» Your task
Please restate word for word the lines of the entries below from the one with "Parse this screenshot: output" to the one with "Enumerate this screenshot's", inclusive, and leave out every picture.

» Exercise data

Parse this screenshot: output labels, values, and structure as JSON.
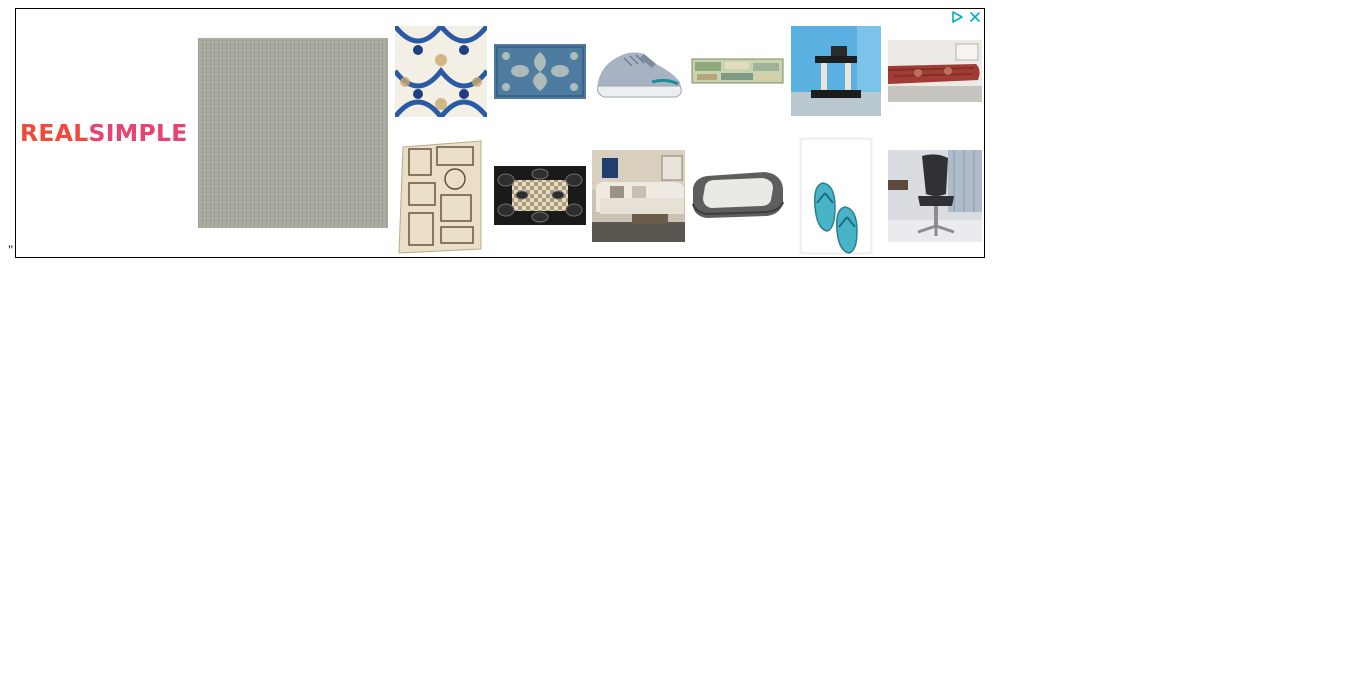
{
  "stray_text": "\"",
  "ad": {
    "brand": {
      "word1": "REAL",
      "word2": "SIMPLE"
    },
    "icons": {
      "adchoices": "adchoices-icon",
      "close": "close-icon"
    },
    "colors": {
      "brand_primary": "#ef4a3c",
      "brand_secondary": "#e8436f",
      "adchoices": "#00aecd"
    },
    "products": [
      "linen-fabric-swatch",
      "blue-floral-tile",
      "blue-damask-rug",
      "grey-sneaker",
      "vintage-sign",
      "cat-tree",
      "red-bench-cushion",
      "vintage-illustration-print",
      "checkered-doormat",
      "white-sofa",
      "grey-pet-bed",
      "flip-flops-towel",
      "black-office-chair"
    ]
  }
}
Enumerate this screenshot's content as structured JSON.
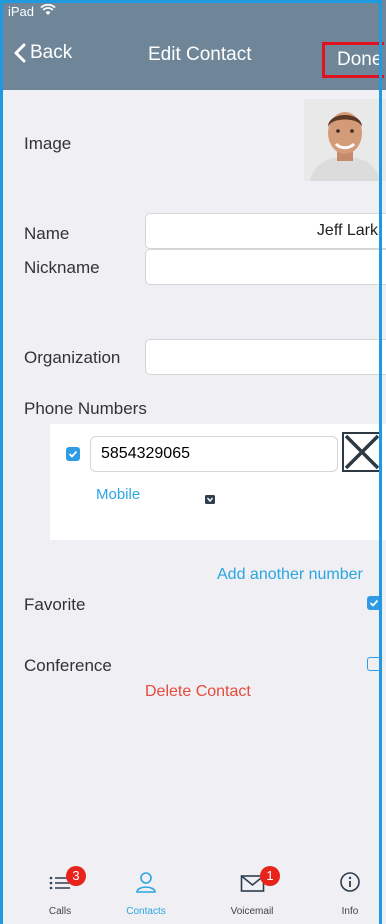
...
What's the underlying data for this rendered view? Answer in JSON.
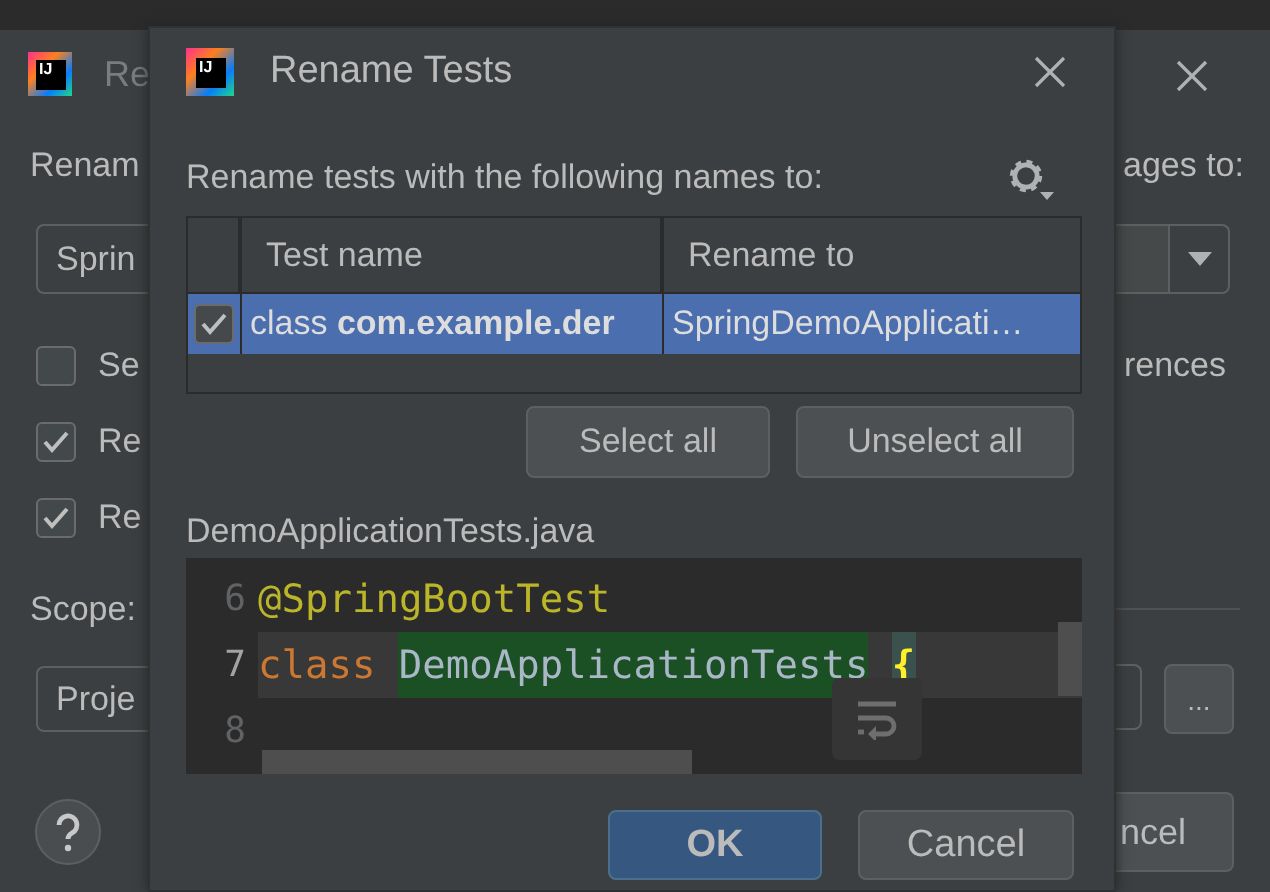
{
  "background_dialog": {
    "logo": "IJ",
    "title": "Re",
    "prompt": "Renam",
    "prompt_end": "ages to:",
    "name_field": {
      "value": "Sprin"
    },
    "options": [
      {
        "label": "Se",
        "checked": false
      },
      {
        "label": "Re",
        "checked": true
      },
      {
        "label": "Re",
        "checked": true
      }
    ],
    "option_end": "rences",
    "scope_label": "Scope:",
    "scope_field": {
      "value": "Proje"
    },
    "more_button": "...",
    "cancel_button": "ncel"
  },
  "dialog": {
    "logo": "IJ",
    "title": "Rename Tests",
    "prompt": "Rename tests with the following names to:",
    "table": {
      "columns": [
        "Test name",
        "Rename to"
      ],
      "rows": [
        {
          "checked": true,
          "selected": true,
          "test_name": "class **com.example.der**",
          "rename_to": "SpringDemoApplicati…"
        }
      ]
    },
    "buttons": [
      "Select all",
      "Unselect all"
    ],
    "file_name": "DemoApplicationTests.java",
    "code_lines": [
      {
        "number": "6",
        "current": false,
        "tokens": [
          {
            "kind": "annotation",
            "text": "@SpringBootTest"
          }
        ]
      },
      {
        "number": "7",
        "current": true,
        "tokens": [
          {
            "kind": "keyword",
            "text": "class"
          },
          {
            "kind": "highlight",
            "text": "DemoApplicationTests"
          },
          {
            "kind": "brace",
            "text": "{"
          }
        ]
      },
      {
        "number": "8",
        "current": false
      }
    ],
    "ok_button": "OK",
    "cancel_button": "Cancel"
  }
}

» Reply
Parse this screenshot: output labels, values, and structure as JSON.
{
  "stray_text": "\"",
  "ad": {
    "brand": {
      "word1": "REAL",
      "word2": "SIMPLE"
    },
    "icons": {
      "adchoices": "adchoices-icon",
      "close": "close-icon"
    },
    "colors": {
      "brand_primary": "#ef4a3c",
      "brand_secondary": "#e8436f",
      "adchoices": "#00aecd"
    },
    "products": [
      "linen-fabric-swatch",
      "blue-floral-tile",
      "blue-damask-rug",
      "grey-sneaker",
      "vintage-sign",
      "cat-tree",
      "red-bench-cushion",
      "vintage-illustration-print",
      "checkered-doormat",
      "white-sofa",
      "grey-pet-bed",
      "flip-flops-towel",
      "black-office-chair"
    ]
  }
}
Enumerate this screenshot's content as structured JSON.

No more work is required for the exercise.